Much has been written about the use of flowers in literature and “Lotus Eaters” in James Joyce's “Ulysses” has garnered particular attention. Jacqueline F. Eastman writes about this in an article called “The Language of Flowers: A New Source for 'Lotus Easter'". The “Lotus Eaters” chapter of the book is about the character aptly named Leopold Bloom receiving a letter from Martha Clifford with a yellow flower pressed in it (Eastman, 379). James Joyce refers overtly to the language of flowers within this chapter of the book and writes, “He tore the flower gravely from its pinfold smelt its almost no smell and placed it in his heart pocket. Language of flowers. They like it because no-one can hear. (U5.260-66)” (ibid). It is argued that Martha's precocious inclusion of the flower is none other than a sexual advance.
This text becomes even more interesting in this context as it shows Joyce's use of the language of flowers both diegetically (as an actual part of the plot) and non-diegetically (in the form of a literary technique). Eastman continues, “Joyce's use of the language of flowers tradition is much the same as that of sending actual flowers – to imply without articulating" (Eastman 389). In this chapter, the cactus plant becomes prominent when it is uttered in the phrase “punish your cactus if you don't”. The phallic nature of this plant is, of course, important to Eastman's reading of this passage and is seen as a representation of Bloom's contemplation on male sexuality and foreshadows events dealing with androgyny that happen later on in the book. According to Eastman, this use of floral language “also parodied the tradition” (ibid).
Language of Flowers and Oscar Wilde
Oscar Wilde, a controversial character, artist, and trendsetter during the Victorian era, presents himself as a fascinating example of the uses, readings, and implementation of floral symbology during this time. He is most commonly known for wearing a green carnation in his lapel, which, interestingly enough, gave that flower meaning and significance as it is often still an important symbol for LGBT issues.
Additionally, the public's complicated relationship with Wilde was manifested in interesting ways, often using sunflowers. In many illustrations he is depicted as either surrounded by these flowers , or even anthropomorphized one. One reason for this is that Wilde took on the sunflower as a symbol for aesthetic goals and his call for beauty in art. But this is slightly complicated, both by the unflattering nature of the drawings, and the meanings given to sunflowers by his contemporary writers.

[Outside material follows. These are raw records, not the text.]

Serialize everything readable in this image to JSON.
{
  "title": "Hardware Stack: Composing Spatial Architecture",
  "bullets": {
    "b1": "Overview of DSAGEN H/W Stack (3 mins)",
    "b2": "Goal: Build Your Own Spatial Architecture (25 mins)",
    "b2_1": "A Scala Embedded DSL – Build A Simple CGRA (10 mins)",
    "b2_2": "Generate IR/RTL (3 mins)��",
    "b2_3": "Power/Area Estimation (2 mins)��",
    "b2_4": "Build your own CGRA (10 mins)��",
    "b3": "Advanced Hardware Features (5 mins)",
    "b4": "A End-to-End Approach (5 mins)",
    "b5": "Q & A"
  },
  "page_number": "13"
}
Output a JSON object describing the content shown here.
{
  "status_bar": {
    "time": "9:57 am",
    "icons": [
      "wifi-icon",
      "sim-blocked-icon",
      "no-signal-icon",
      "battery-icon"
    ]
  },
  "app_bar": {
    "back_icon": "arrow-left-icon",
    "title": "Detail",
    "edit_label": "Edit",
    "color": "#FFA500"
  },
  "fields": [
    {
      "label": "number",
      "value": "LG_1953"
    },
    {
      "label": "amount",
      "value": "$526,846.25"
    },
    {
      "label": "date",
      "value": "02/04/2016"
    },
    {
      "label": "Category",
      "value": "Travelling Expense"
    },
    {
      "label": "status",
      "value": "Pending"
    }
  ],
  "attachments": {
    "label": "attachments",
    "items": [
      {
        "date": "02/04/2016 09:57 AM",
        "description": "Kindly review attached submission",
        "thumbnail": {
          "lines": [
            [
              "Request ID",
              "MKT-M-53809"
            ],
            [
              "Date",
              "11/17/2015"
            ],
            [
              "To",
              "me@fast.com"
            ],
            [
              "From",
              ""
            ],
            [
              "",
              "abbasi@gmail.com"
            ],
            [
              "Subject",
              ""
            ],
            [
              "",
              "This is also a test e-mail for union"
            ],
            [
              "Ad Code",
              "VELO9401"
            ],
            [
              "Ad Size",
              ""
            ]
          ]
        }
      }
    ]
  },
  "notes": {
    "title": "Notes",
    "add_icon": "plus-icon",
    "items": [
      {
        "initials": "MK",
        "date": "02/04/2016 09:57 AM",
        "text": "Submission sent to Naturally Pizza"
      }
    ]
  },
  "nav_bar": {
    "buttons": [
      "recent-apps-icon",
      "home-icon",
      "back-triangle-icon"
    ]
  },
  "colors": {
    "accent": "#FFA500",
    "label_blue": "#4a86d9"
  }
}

While a lot of writers tend to give the sunflower positive meanings because of its devotion to the sun, the most well-known writers of Wilde's era ascribed them with negative meanings. It may be coincidence, but the meanings fit perfectly with the public's ideas of Wilde's attitude. Latour gave the suflower the meaning of “'false riches,' because it is a false form of gold” and for Wirt, it means “pride or haughtiness” (Seaton 120).
Roses are still red...
A series of broad social changes led to the decline in popularity of flower dictionaries. First of all, as the book was intended mainly for women with arguably limited aspirations and social mobility, the rising trend of feminism made most of this demographic a thing of the past. There was also a shift in scientific ideas about nature. Linnaeus' theories became outdated and hobbyists grew less interested in botany. “In general culture the differences between life forms become more important than the similarities” (Seaton 150). This is, of course, not to say that flowers no longer hold meaning for us today. The rose is perhaps the flower that has done the best job of retaining its original connection to themes of love and passion. Even if we would like to divorce such meanings from these flowers, the symbolism is being constantly remediated in our popular culture across mediums.
Seaton, Beverly. The Language of Flowers: A History. Charlottesville : University Press of Virginia, 1995.
Scourse, Nicolette. The Victorians and their flowers. London : Croom Helm ; Portland, Or. : Timber Press, c1983.
Eastman, Jacqueline F. "The Language of Flowers: A New Source for 'Lotus Eaters'" James Joyce Quarterly, Vol. 26, No. 3 (Spring, 1989), pp. 379-396.
Pickles, Sheila. The Complete Language of Flowers : A Treasury of Verse and Prose. London : Pavilion, 1998.